The nearness and intimacy of the dwarfed, domed hills now became veritably breath-taking. Their steepness and abruptness were even greater than I had imagined from hearsay, and suggested nothing in common with the prosaic objective world we know. The dense, unvisited woods on those inaccessible slopes seemed to harbour alien and incredible things, and I felt that the very outline of the hills themselves held some strange and aeon-forgotten meaning, as if they were vast hieroglyphs left by a rumoured titan race whose glories live only in rare, deep dreams. All the legends of the past, and all the stupefying imputations of Henry Akeley’s letters and exhibits, welled up in my memory to heighten the atmosphere of tension and growing menace. The purpose of my visit, and the frightful abnormalities it postulated struck at me all at once with a chill sensation that nearly over-balanced my ardour for strange delvings.

My guide must have noticed my disturbed attitude; for as the road grew wilder and more irregular, and our motion slower and more jolting, his occasional pleasant comments expanded into a steadier flow of discourse. He spoke of the beauty and weirdness of the country, and revealed some acquaintance with the folklore studies of my prospective host. From his polite questions it was obvious that he knew I had come for a scientific purpose, and that I was bringing data of some importance; but he gave no sign of appreciating the depth and awfulness of the knowledge which Akeley had finally reached.

His manner was so cheerful, normal, and urbane that his remarks ought to have calmed and reassured me; but oddly enough. I felt only the more disturbed as we bumped and veered onward into the unknown wilderness of hills and woods. At times it seemed as if he were pumping me to see what I knew of the monstrous secrets of the place, and with every fresh utterance that vague, teasing, baffling familiarity in his voice increased. It was not an ordinary or healthy familiarity despite the thoroughly wholesome and cultivated nature of the voice. I somehow linked it with forgotten nightmares, and felt that I might go mad if I recognised it. If any good excuse had existed, I think I would have turned back from my visit. As it was, I could not well do so–and it occurred to me that a cool, scientific conversation with Akeley himself after my arrival would help greatly to pull me together.
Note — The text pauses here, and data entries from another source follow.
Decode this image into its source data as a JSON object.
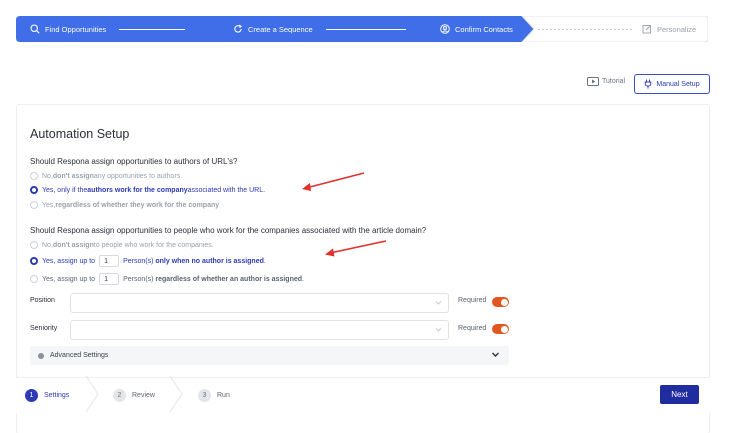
{
  "progress": {
    "steps": [
      {
        "label": "Find Opportunities",
        "icon": "search-icon"
      },
      {
        "label": "Create a Sequence",
        "icon": "refresh-icon"
      },
      {
        "label": "Confirm Contacts",
        "icon": "user-icon"
      },
      {
        "label": "Personalize",
        "icon": "edit-icon"
      }
    ],
    "accent": "#3f6ee8"
  },
  "toolbar": {
    "tutorial_label": "Tutorial",
    "manual_setup_label": "Manual Setup"
  },
  "automation": {
    "title": "Automation Setup",
    "q1": {
      "question": "Should Respona assign opportunities to authors of URL's?",
      "options": [
        {
          "pre": "No, ",
          "bold": "don't assign",
          "post": " any opportunities to authors."
        },
        {
          "pre": "Yes, only if the ",
          "bold": "authors work for the company",
          "post": " associated with the URL."
        },
        {
          "pre": "Yes, ",
          "bold": "regardless of whether they work for the company",
          "post": ""
        }
      ],
      "selected": 1
    },
    "q2": {
      "question": "Should Respona assign opportunities to people who work for the companies associated with the article domain?",
      "opt1": {
        "pre": "No, ",
        "bold": "don't assign",
        "post": " to people who work for the companies."
      },
      "opt2": {
        "pre": "Yes, assign up to",
        "value": "1",
        "mid": "Person(s) ",
        "bold": "only when no author is assigned",
        "post": "."
      },
      "opt3": {
        "pre": "Yes, assign up to",
        "value": "1",
        "mid": "Person(s) ",
        "bold": "regardless of whether an author is assigned",
        "post": "."
      },
      "selected": 1
    },
    "fields": {
      "position_label": "Position",
      "seniority_label": "Seniority",
      "required_label": "Required"
    },
    "advanced_label": "Advanced Settings"
  },
  "wizard": {
    "steps": [
      {
        "num": "1",
        "label": "Settings"
      },
      {
        "num": "2",
        "label": "Review"
      },
      {
        "num": "3",
        "label": "Run"
      }
    ],
    "next_label": "Next"
  },
  "colors": {
    "primary": "#2c3ab5",
    "toggle_on": "#e2561f",
    "annotation_arrow": "#e0312b"
  }
}
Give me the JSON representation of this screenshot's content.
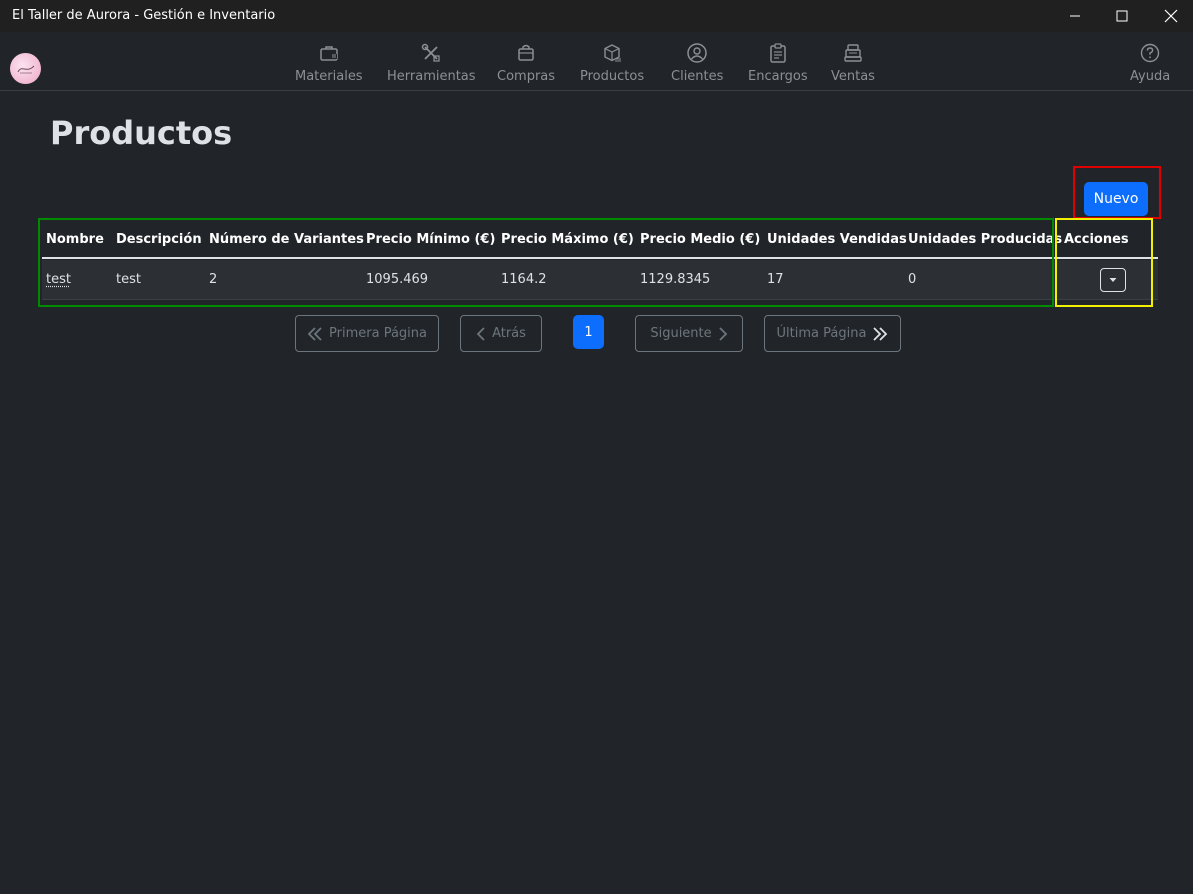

Besides, there was a strangely calming element of cosmic beauty in the hypnotic landscape through which we climbed and plunged fantastically. Time had lost itself in the labyrinths behind, and around us stretched only the flowering waves of faery and the recaptured loveliness of vanished centuries–the hoary groves, the untainted pastures edged with gay autumnal blossoms, and at vast intervals the small brown farmsteads nestling amidst huge trees beneath vertical precipices of fragrant brier and meadow-grass. Even the sunlight assumed a supernal glamour, as if some special atmosphere or exhalation mantled the whole region. I had seen nothing like it before save in the magic vistas that sometimes form the backgrounds of Italian primitives. Sodoma and Leonardo conceived such expanses, but only in the distance, and through the vaultings of Renaissance arcades. We were now burrowing bodily through the midst of the picture, and I seemed to find in its necromancy a thing I had innately known or inherited and for which I had always been vainly searching.

Suddenly, after rounding an obtuse angle at the top of a sharp ascent, the car came to a standstill. On my left, across a well-kept lawn which stretched to the road and flaunted a border of whitewashed stones, rose a white, two-and-a-half-story house of unusual size and elegance for the region, with a congenes of contiguous or arcade-linked barns, sheds, and windmill behind and to the right. I recognised it at once from the snapshot I had received, and was not surprised to see the name of Henry Akeley on the galvanised-iron mailbox near the road. For some distance back of the house a level stretch of marshy and sparsely-wooded land extended, beyond which soared a steep, thickly-forested hillside ending in a jagged leafy crest. This latter, I knew, was the summit of Dark Mountain, half way up which we must have climbed already.

Post a Comment

Your email is never published nor shared. (To tell the truth I don't even really care if you give me your email or not.)